Introducing Project Advance

Posted by Michelle Tieu on September 24, 2021

Academic Success | Student Life

Hey Lions! It’s Michelle and I am back to talk about my experience in Project Advance, York’s transition program for incoming first-year students with disabilities. I identify as a student with a disability, and when I left high school, I was nervous about the university and how my disability would affect my transition into post-secondary. If you are feeling the same way, that is okay! It is normal to feel nervous about entering the first year and thinking about finding accommodations can be an added worry. However, York is very supportive of students with disabilities and provides opportunities for support!

If you have just graduated from high school, you may have had an Individualized Education Plan (IEP) or other services to accommodate your disability in school. In university, IEPs aren’t used, but there are individualized accommodations for students with disabilities. Student Accessibility Services is your number one go-to for supports and services for your disability. You can obtain a Letter of Accommodation (similar to an IEP), which details the different accommodations the university can provide you. Incoming students with disabilities can register online with Student Accessibility Services. If you are a student with a disability but don’t think that you need any accommodations for school, getting registered is beneficial if your situation changes and you want accommodations. Registration with Student Accessibility Services will not be identified on your school records, transcripts and graduation documentation.

Incoming students who are registered (or in the process of registration) can sign up for Project Advance, which starts on August 3, 2021. I signed up for the Project Advance program last year when I was entering university. I came straight from high school into university, which was a difficult transition. All of a sudden, I had to think about finances, housing, course enrolment, and a totally new environment. There was a lot of information on the York website, which was overwhelming for me. On top of that, I had to think about my disability accommodations and how I would get them. However, going through the registration process and meeting my Accessibility Counsellor eased a lot of my worries. I got my Letter of Accommodation and she encouraged me to sign up for Project Advance, which would help me learn new skills, meet other incoming students and learn all about the different services at York!

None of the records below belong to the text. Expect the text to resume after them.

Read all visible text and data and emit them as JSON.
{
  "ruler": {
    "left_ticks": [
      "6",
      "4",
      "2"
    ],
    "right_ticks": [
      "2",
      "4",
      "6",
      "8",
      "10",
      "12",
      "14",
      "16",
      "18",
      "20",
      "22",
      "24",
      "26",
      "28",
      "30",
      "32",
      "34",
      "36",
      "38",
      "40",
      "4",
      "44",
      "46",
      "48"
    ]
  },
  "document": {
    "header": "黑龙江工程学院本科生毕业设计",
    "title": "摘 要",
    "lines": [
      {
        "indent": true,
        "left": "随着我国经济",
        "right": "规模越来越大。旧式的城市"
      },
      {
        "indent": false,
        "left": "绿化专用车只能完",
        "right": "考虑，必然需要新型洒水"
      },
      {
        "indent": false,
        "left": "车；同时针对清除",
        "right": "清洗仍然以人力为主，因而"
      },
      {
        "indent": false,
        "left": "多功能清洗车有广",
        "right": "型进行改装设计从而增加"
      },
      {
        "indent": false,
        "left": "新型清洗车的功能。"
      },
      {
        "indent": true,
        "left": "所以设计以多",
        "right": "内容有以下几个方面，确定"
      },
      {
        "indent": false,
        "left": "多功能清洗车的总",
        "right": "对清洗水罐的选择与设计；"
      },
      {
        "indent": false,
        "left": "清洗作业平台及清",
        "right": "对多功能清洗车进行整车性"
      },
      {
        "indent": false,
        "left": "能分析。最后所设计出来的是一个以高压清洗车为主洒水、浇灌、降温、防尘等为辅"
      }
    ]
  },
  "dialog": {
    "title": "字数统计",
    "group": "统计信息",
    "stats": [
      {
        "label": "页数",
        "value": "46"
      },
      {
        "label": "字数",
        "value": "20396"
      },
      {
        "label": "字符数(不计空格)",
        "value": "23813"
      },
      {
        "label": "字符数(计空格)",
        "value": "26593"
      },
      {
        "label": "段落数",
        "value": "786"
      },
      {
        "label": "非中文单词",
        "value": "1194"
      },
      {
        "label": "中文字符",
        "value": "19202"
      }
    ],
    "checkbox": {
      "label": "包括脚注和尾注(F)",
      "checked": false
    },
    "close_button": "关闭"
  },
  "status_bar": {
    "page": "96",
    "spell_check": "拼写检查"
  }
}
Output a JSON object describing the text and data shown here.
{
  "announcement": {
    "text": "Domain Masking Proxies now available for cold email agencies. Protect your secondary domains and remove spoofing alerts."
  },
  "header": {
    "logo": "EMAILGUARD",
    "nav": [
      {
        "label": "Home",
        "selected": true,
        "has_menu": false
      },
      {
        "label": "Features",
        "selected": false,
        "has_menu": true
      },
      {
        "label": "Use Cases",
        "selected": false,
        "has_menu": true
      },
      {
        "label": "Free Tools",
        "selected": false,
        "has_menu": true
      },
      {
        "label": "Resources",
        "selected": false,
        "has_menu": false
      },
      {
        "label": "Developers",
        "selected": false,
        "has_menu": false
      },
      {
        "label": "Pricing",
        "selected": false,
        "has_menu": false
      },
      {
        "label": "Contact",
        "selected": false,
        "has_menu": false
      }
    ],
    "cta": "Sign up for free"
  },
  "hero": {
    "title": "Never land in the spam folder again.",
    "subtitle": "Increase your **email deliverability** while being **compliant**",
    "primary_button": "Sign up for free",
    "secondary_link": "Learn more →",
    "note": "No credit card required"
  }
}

What is Project Advance?

Project Advance is York’s transition program for incoming students with disabilities, that teaches you skills to adapt to university life. Project Advance is structured like a mini university course, to teach you how to navigate eClass and Zoom with confidence! York’s eClass may be an unfamiliar platform for incoming students, so hosting Project Advance on eClass helps you learn how to use the platform, which gives you a head start. There is a syllabus for Project Advance, and weekly lectures and tutorials, which familiarize you with the new format of university teaching.

My Experience with Project Advance

When I attended Project Advance, I attended weekly lectures and a separate tutorial with one of the TAs. Project Advance was formatted as a remote class on eClass, with lectures and tutorials taught on Zoom. Everything I needed to know was on the syllabus, which gave details on the type of content we would learn, as well as which instructor would teach us. My Project Advance class was small, which allowed us to have more one-on-one time with the instructors in case we needed to ask questions or get individual help. Every week, we had a weekly assignment, which involved writing a journal entry and uploading it to eClass. This helped familiarize me with the upload process on eClass.

What did I learn?

With Project Advance, I learned new skills like self-advocacy, which is very important as a student with a disability. Project Advance encourages self-advocacy and independence, helping you to navigate through university without the help of parents/guardians. It also teaches you how to talk to professors about accommodations, with a helpful lecture on email etiquette and disclosing your disability to your professor. We also had a class on the different student services at York that could help us with different aspects of our lives (such as academics, spiritual health, physical health and emotional health). This was incredibly helpful because it gave me the confidence to understand what services are helpful for me. The structure of self-directed and hands-on learning also taught me to be more independent.

Should you join Project Advance?

I would recommend all incoming students, especially high school students, who identify themselves as students with disabilities, to participate in Project Advance!  I was so worried about what university would be like, before entering my first year, but Project Advance showed me that I had nothing to be worried about. It is a huge transition from high school to university but learning to be independent and taking charge of your own academic journey is so important for your success. Project Advance teaches you the skills to be independent and helped me find a community of people who were experiencing the same kind of transition that I was, so I felt less alone. A bonus about Project Advance is that if you attend 80% of the course, you get a certificate of completion, which you can add to your co-curricular record!

To stay up to date on campus life and events, connect with York on social media. You can follow us on Facebook @YorkUStudents, Twitter @YorkUStudents, Instagram @studentlifeyu and with our weekly This Week @ York emails.

Michelle Tieu
Michelle Tieu

Michelle Tieu is a first-year Design major at York University that provides the illustrations and graphics for the YUBlog. She loves longboarding, crocheting and listening to pop music. Michelle hopes her work at the YUBlog will help current and future students of York learn more about York and the great student culture!

See other posts by Michelle Tieu